Growing up, activity was not my deal. I tried a couple of sports to reiterate what I already knew; I was not gifted in the area. Now, I didn’t sit around and dwell that I caught my foot nearly every time I tried to hurdle, or that I continually got caught in games of tag, I just moved on. I sang in every choir, played the piano and focused on school and friends. On top of that, I had a super awesome set of glasses and frizzy hair, let’s just say the boys couldn’t get enough of me!
Fast forward a few years and I am a junior in college. My college career was hectic to say the least. Often times I working multiple jobs, had a heavy course load, and many competing obligations. I found solace in cigarettes, eating, and drinking lots and lots of coffee.

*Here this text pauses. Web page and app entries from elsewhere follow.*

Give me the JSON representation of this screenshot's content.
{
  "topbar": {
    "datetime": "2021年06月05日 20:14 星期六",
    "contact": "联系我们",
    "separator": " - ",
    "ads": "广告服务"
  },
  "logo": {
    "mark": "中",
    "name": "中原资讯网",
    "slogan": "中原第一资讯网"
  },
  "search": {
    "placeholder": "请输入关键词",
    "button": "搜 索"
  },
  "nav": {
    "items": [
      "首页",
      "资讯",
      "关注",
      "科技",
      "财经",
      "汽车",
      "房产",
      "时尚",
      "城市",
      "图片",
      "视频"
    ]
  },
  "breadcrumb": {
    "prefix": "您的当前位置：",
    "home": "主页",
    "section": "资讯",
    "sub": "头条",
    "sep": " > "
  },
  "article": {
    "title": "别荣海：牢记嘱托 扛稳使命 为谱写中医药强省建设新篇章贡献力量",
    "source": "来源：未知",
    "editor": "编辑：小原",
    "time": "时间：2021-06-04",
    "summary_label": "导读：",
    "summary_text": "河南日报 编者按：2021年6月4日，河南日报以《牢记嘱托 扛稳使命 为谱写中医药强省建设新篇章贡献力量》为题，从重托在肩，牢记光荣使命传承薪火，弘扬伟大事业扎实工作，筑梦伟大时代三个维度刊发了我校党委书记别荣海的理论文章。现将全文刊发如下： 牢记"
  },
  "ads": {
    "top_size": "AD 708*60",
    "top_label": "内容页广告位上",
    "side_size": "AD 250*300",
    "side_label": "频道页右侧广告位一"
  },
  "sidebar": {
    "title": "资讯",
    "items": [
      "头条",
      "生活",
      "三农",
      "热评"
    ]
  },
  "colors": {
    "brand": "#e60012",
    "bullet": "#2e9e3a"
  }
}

The funny thing about a liberal arts college is that they place value in a well-rounded graduate. Meaning, even though I was majoring in finance and accounting, they wanted this girl to try something different….To fulfill my physical education requirement, I signed up for a one credit running course. If you can kind of see where this is going, think again. This is not a story of how I started running, realized I was amazing and have since continued on to run Boston, the Olympics, etc. I sucked. Like real bad. The very first run was a three mile easy jog around campus and I thought I was going to die. I came back and had diarrhea and threw up. That’s right folks; this is not a pretty picture. I was lying on the floor of a public restroom, praying, that I would not die (I may have been slightly dramatic). My body was in full and complete shock. Over the course of the term, kicking and screaming (and getting out of class ANY chance I got), I did slightly improve. All of the sudden, I could run the three miles, certainly not fast, but, I could run them.
From that point on until graduation, I kept up some sort of fitness routine, but, never fully committed. I did recognize its stress combatting benefits and for that reason, would occasionally take a spinning class, weightlifting, etc. For the most part, I remained fairly out of shape.

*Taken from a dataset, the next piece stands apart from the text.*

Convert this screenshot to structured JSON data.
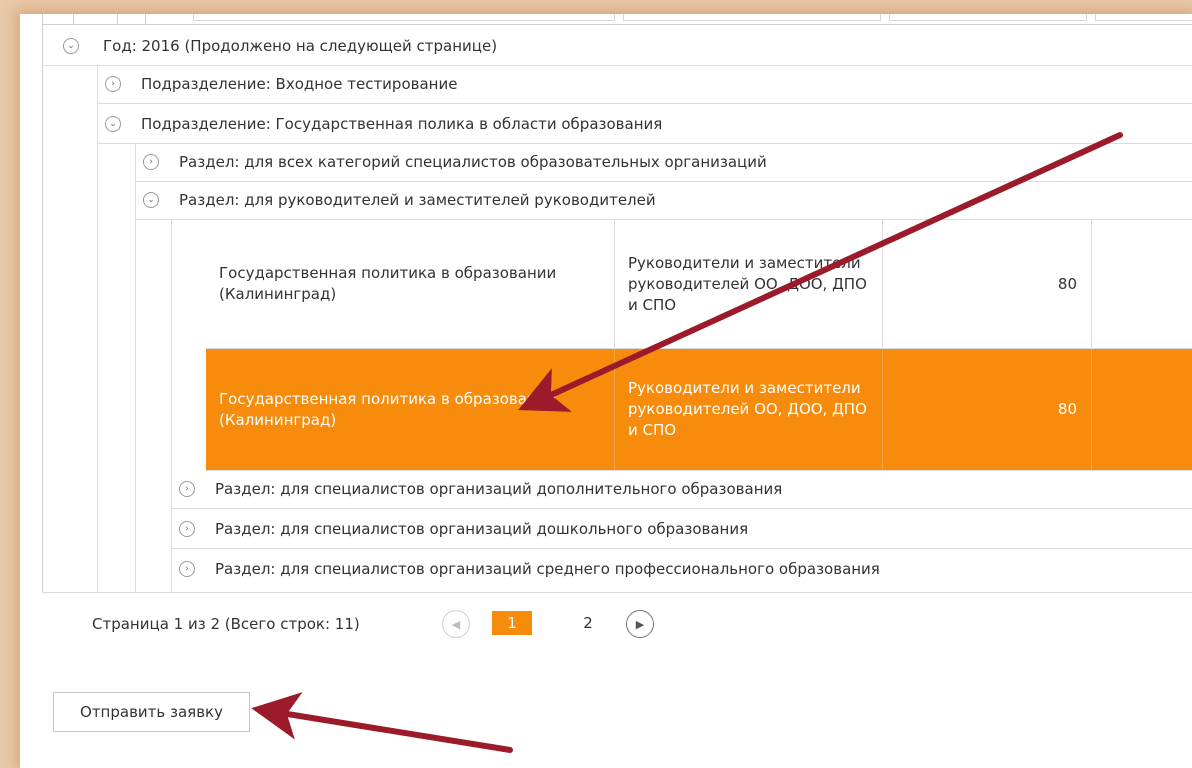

Soon after I graduated from college, I had one of the most amazing and life changing months of my life – I was offered a full-time Civilian job with the Department of the Army and my boyfriend of a year and a half proposed. CRAZINESS! For some reason, within a month or two of starting my dream job and beginning to wedding plan, an ununexplained fire was lit under my hiney and I wanted to get in shape. Not just in shape, I wanted to be a smoldering knockout on my wedding. Department of the Army is one of the most amazing agencies to work for and has resources such as civilian trainers whose primary goal is to assist the service men, but, in their extra time can work with civilians and military spouses. I met the most amazing trainer who really took me on as her mission. I began to meet with her, and a group of military spouses, 4+ times a week and once a month we took our measurements and body fat percentages. I went from 152 pound at 5’6’’, and 29% body fat to 130 pounds on me wedding day (1 year later) and 17% body fat. I was elated! My goals had been reached and I was in amazing shape!
The thing about fitness, is, you can’t reach a goal and just stay there. You tend to, at some point, plateau. My wedding was four years ago and I have since had a wonderful child, changed jobs, moved, etc. Life happens! I have had multiple plateaus over the years. However, along with plateaus, I have also had the amazing opportunity of running countless 10ks, four half marathons and two full marathons. Exercise is no longer something I do to just stay in shape; it is a hobby, a stress relief and huge source of joy for me. I would say this outlook is a pretty significant change from the way I once viewed my painful three mile jog around my college campus.
With the blog, I am intending to document my plateaus, explore ways to overcome them and hopefully inspire and be inspired by others in the process. Thanks for finding me! Please read on.